[App and web page records]
[Start of section]
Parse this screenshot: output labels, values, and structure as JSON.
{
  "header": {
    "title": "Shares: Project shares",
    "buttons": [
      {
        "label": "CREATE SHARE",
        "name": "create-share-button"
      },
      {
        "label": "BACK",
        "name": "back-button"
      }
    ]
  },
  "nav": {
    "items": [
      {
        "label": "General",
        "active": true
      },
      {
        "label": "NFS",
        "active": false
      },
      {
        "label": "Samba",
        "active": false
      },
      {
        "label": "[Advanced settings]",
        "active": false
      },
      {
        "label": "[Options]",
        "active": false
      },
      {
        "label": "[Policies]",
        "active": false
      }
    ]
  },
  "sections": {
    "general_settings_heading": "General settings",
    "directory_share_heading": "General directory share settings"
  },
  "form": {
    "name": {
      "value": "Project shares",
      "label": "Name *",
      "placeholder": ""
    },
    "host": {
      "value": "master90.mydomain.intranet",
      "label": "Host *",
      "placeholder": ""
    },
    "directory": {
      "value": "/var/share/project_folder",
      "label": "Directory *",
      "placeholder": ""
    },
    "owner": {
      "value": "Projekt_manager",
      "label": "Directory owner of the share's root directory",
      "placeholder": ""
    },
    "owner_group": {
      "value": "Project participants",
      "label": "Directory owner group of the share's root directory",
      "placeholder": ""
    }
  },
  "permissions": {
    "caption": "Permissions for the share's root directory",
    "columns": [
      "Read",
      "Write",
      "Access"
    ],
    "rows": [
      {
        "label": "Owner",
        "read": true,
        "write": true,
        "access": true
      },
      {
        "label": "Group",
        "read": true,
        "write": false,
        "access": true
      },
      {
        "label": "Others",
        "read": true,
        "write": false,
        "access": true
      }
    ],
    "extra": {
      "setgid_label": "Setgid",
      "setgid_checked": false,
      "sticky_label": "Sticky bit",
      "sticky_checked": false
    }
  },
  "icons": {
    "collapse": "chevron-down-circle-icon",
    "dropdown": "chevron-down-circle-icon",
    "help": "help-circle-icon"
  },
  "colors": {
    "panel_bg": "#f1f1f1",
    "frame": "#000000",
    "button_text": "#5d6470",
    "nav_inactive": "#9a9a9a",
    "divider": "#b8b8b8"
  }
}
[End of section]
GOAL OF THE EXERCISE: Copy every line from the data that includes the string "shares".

RESULT:
    "title": "Shares: Project shares",
      "value": "Project shares",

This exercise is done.